Thursday, February 26, 2009
Mention the name Johnny Whitaker to most people, and they recall fondly the television series "Family Affair" from the 1960's, a warm and fuzzy show headed by Brian Keith as a bachelor uncle who ends up raising two nieces and a nephew after they're unexpectedly orphaned.
Johnny Whitaker was 'Jody' of 'Buffy and Jody' on that show, a smiling, freckled, tousle-headed boy who charmed his way into the hearts of millions.

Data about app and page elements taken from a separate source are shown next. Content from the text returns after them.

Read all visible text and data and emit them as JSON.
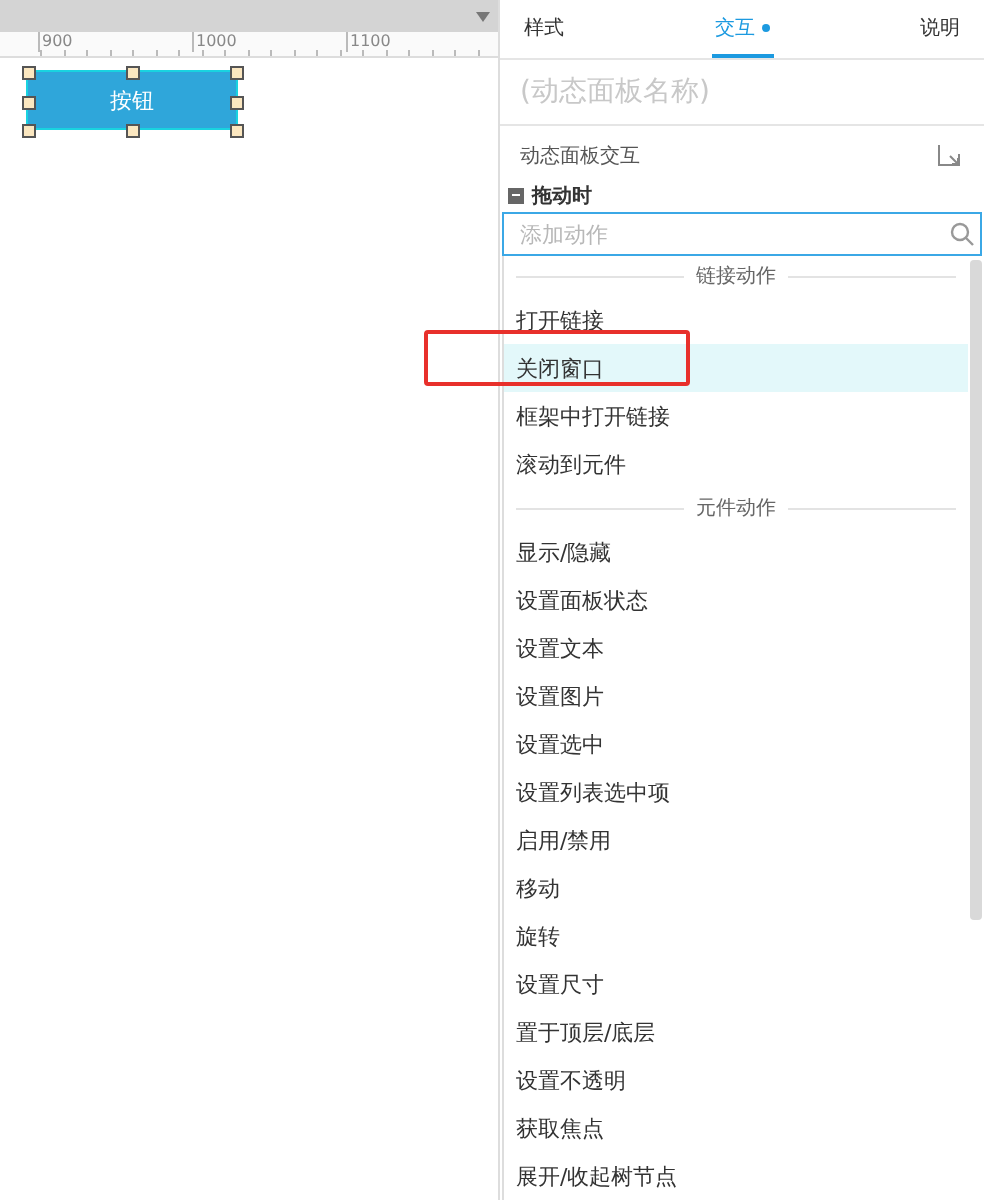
{
  "canvas": {
    "ruler_ticks": [
      "900",
      "1000",
      "1100"
    ],
    "button": {
      "label": "按钮",
      "selected": true
    }
  },
  "panel": {
    "tabs": [
      {
        "label": "样式",
        "selected": false,
        "dot": false
      },
      {
        "label": "交互",
        "selected": true,
        "dot": true
      },
      {
        "label": "说明",
        "selected": false,
        "dot": false
      }
    ],
    "name_placeholder": "(动态面板名称)",
    "section_title": "动态面板交互",
    "event": {
      "label": "拖动时",
      "expanded": true
    },
    "search": {
      "placeholder": "添加动作"
    },
    "groups": [
      {
        "title": "链接动作",
        "items": [
          {
            "label": "打开链接",
            "selected": false
          },
          {
            "label": "关闭窗口",
            "selected": true,
            "highlighted": true
          },
          {
            "label": "框架中打开链接",
            "selected": false
          },
          {
            "label": "滚动到元件",
            "selected": false
          }
        ]
      },
      {
        "title": "元件动作",
        "items": [
          {
            "label": "显示/隐藏",
            "selected": false
          },
          {
            "label": "设置面板状态",
            "selected": false
          },
          {
            "label": "设置文本",
            "selected": false
          },
          {
            "label": "设置图片",
            "selected": false
          },
          {
            "label": "设置选中",
            "selected": false
          },
          {
            "label": "设置列表选中项",
            "selected": false
          },
          {
            "label": "启用/禁用",
            "selected": false
          },
          {
            "label": "移动",
            "selected": false
          },
          {
            "label": "旋转",
            "selected": false
          },
          {
            "label": "设置尺寸",
            "selected": false
          },
          {
            "label": "置于顶层/底层",
            "selected": false
          },
          {
            "label": "设置不透明",
            "selected": false
          },
          {
            "label": "获取焦点",
            "selected": false
          },
          {
            "label": "展开/收起树节点",
            "selected": false
          }
        ]
      }
    ]
  }
}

Prior to that show's run on network television from 1966 to 1971, Johnny had appeared in a couple of small roles, including as a very young Scotty Baldwin on the ABC soap opera, "General Hospital." During his time on "Family Affair," he had a memorable appearance as "The Littlest Angel" in the made-for-television special of the book, and after the end of his on-screen life as Jody, he famously appeared in the 1972 film "Napoleon and Samantha," co-starring a likewise young Jodie Foster. He teamed with Foster again in the starring roles of the 1973 musical version of "Tom Sawyer," which was nominated for three Academy Awards. It was from Jodie Foster that he got his first on-screen kiss.

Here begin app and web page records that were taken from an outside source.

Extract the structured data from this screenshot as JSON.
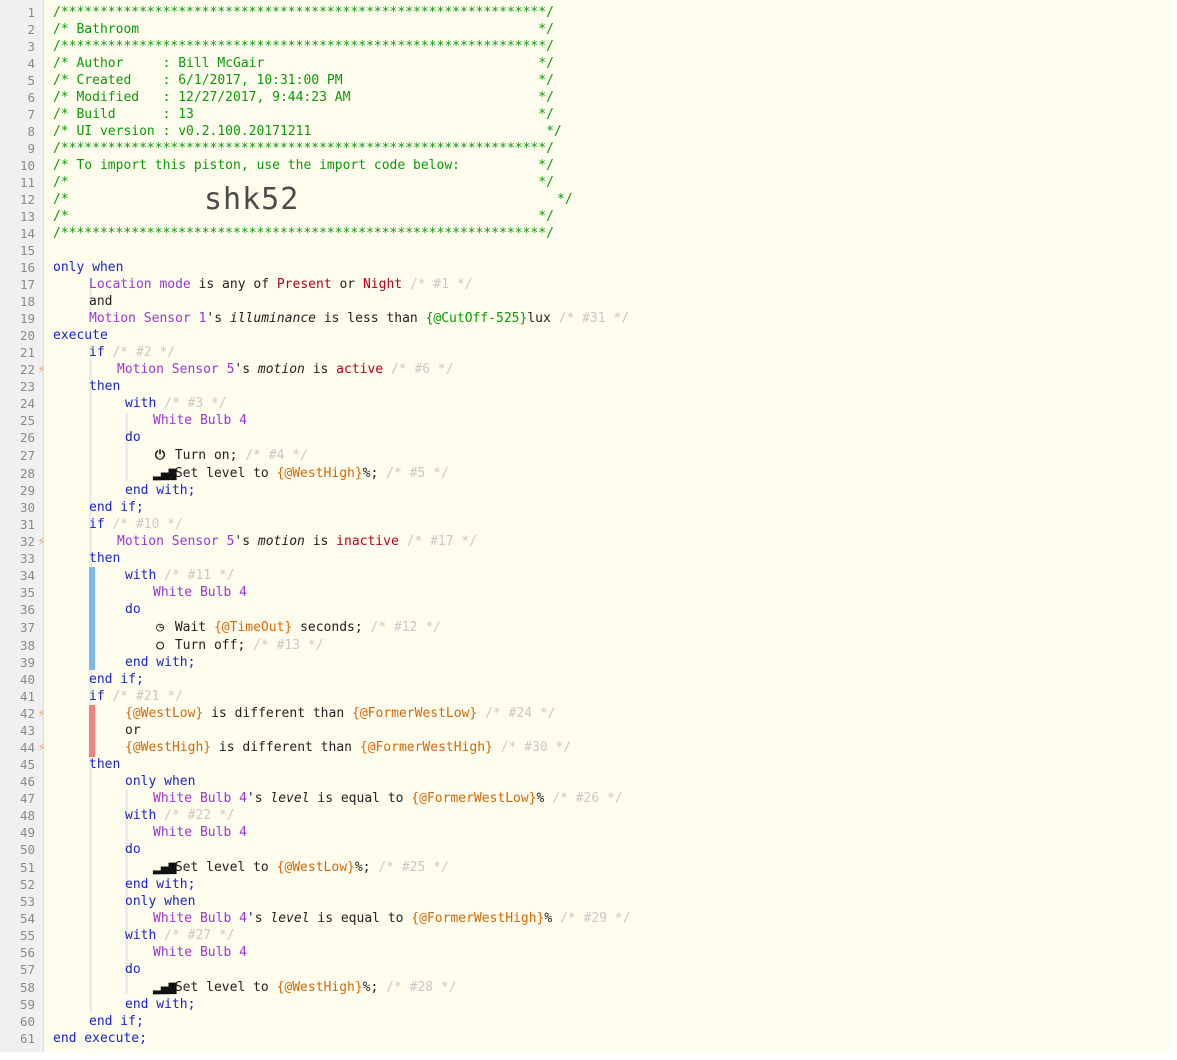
{
  "header": {
    "border": "/**************************************************************/",
    "title_line": "/* Bathroom                                                   */",
    "author_line": "/* Author     : Bill McGair                                   */",
    "created_line": "/* Created    : 6/1/2017, 10:31:00 PM                         */",
    "modified_line": "/* Modified   : 12/27/2017, 9:44:23 AM                        */",
    "build_line": "/* Build      : 13                                            */",
    "ui_line": "/* UI version : v0.2.100.20171211                              */",
    "import_line": "/* To import this piston, use the import code below:          */",
    "blank_line": "/*                                                            */",
    "code_prefix": "/*",
    "code_suffix": "*/",
    "import_code": "shk52"
  },
  "line_numbers": [
    "1",
    "2",
    "3",
    "4",
    "5",
    "6",
    "7",
    "8",
    "9",
    "10",
    "11",
    "12",
    "13",
    "14",
    "15",
    "16",
    "17",
    "18",
    "19",
    "20",
    "21",
    "22",
    "23",
    "24",
    "25",
    "26",
    "27",
    "28",
    "29",
    "30",
    "31",
    "32",
    "33",
    "34",
    "35",
    "36",
    "37",
    "38",
    "39",
    "40",
    "41",
    "42",
    "43",
    "44",
    "45",
    "46",
    "47",
    "48",
    "49",
    "50",
    "51",
    "52",
    "53",
    "54",
    "55",
    "56",
    "57",
    "58",
    "59",
    "60",
    "61"
  ],
  "trigger_icon": "⚡",
  "code": {
    "only_when": "only when",
    "location_mode": "Location mode",
    "is_any_of": "is any of",
    "present": "Present",
    "or": "or",
    "night": "Night",
    "id_1": "/* #1 */",
    "and": "and",
    "motion_sensor_1": "Motion Sensor 1",
    "possessive": "'s",
    "illuminance": "illuminance",
    "is_less_than": "is less than",
    "cutoff_expr": "{@CutOff-525}",
    "lux": "lux",
    "id_31": "/* #31 */",
    "execute": "execute",
    "if": "if",
    "id_2": "/* #2 */",
    "motion_sensor_5": "Motion Sensor 5",
    "motion": "motion",
    "is": "is",
    "active": "active",
    "id_6": "/* #6 */",
    "then": "then",
    "with": "with",
    "id_3": "/* #3 */",
    "white_bulb_4": "White Bulb 4",
    "do": "do",
    "turn_on": "Turn on;",
    "id_4": "/* #4 */",
    "set_level_to": "Set level to",
    "westhigh": "{@WestHigh}",
    "pct_semi": "%;",
    "id_5": "/* #5 */",
    "end_with": "end with;",
    "end_if": "end if;",
    "id_10": "/* #10 */",
    "inactive": "inactive",
    "id_17": "/* #17 */",
    "id_11": "/* #11 */",
    "wait": "Wait",
    "timeout": "{@TimeOut}",
    "seconds": "seconds;",
    "id_12": "/* #12 */",
    "turn_off": "Turn off;",
    "id_13": "/* #13 */",
    "id_21": "/* #21 */",
    "westlow": "{@WestLow}",
    "is_different_than": "is different than",
    "formerwestlow": "{@FormerWestLow}",
    "id_24": "/* #24 */",
    "formerwesthigh": "{@FormerWestHigh}",
    "id_30": "/* #30 */",
    "level": "level",
    "is_equal_to": "is equal to",
    "pct": "%",
    "id_26": "/* #26 */",
    "id_22": "/* #22 */",
    "id_25": "/* #25 */",
    "id_29": "/* #29 */",
    "id_27": "/* #27 */",
    "id_28": "/* #28 */",
    "end_execute": "end execute;"
  },
  "icons": {
    "power": "power-icon",
    "level": "signal-bars-icon",
    "wait": "clock-icon",
    "off": "circle-icon"
  },
  "colors": {
    "comment": "#0a9a0a",
    "keyword": "#1a24c9",
    "device": "#9b37d6",
    "value": "#b5001c",
    "variable": "#d5680b",
    "statement_id": "#c8c8c8",
    "bar_blue": "#7bb8ee",
    "bar_red": "#f47f7f",
    "trigger": "#f29a5b"
  }
}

Johnny appeared in numerous television shows and films over the next several years, including guest appearances on network shows like "Gunsmoke," "Marcus Welby, M.D.," "Bewitched" and "Green Acres." In 1973 he starred in the Sid and Marty Krofft series, "Sigmund and the Sea Monsters" as Johnny Stuart.
After graduation from high school in southern California, Johnny came to Utah to study at Brigham Young University in Provo, Utah, and prepare to leave on a mission for the LDS Church, which is where I met him in the late 1970s. Like all young prospective missionaries then, Johnny needed to take the MLAT (Modern Language Aptitude Test), which at the time I administered weekly as part of my responsibilities at the Missionary Training Center, a place where missionaries came to spend several weeks doing intensive language and missionary training prior to departing for various corners of the world, domestic and foreign. One's performance on that particular test generally was a significant factor in determining where the missionary would ultimately be sent (those who did better on the test generally, but not always, tended to be sent to locations where language was more difficult). Afterward, I would score those tests and send them to the appropriate authorities for screening.
Johnny came up and visited with me for a while after the test, concerned about how he did. Happily, he did well, evidenced by the fact that he was sent to Portugal for two years on his mission.
Johnny and I enjoyed talking about the fact that at the time we both drove the same car. In fact, I'm fairly certain we had the only two Renault 5 ("Le Car") GTLs in the area. To have a chic little French car in Provo was, well, fairly unique. Mine was brown with a gold stripe and a sunroof, and had "Voulez vous Le Car Avec Moi" displayed prominently in the tiny rear window. Nice little car, that. 54 mpg. Long gone.
He was a really great kid, and I met him at a very interesting juncture in his life. It was not long after the horribly tragic death of his beloved "Family Affair" co-star, Anissa Jones, who played Buffy and had struggled with the challenges of surviving child stardom.
Two roads diverged.
Johnny came back from his mission and completed his studies at BYU, got a degree in communications, then formed his own computer consulting firm and worked in a Los Angeles talent agency, Whitaker Entertainment. He teamed in later years with psychiatrist Dr. Ron Zodkevich for a radio talk show, "The Dr. Zod and Johnny Show" broadcast on the Cable Radio Network. He has been actively involved in issues involving addiction and child stardom, and is a certified addiction counselor. He is President and Founder of Paso Por Paso, an organization whose primary focus is helping Spanish-speaking addicts receive treatment and enter recovery.
Like many child stars, John had his bumps in the road, but he's happily still with us.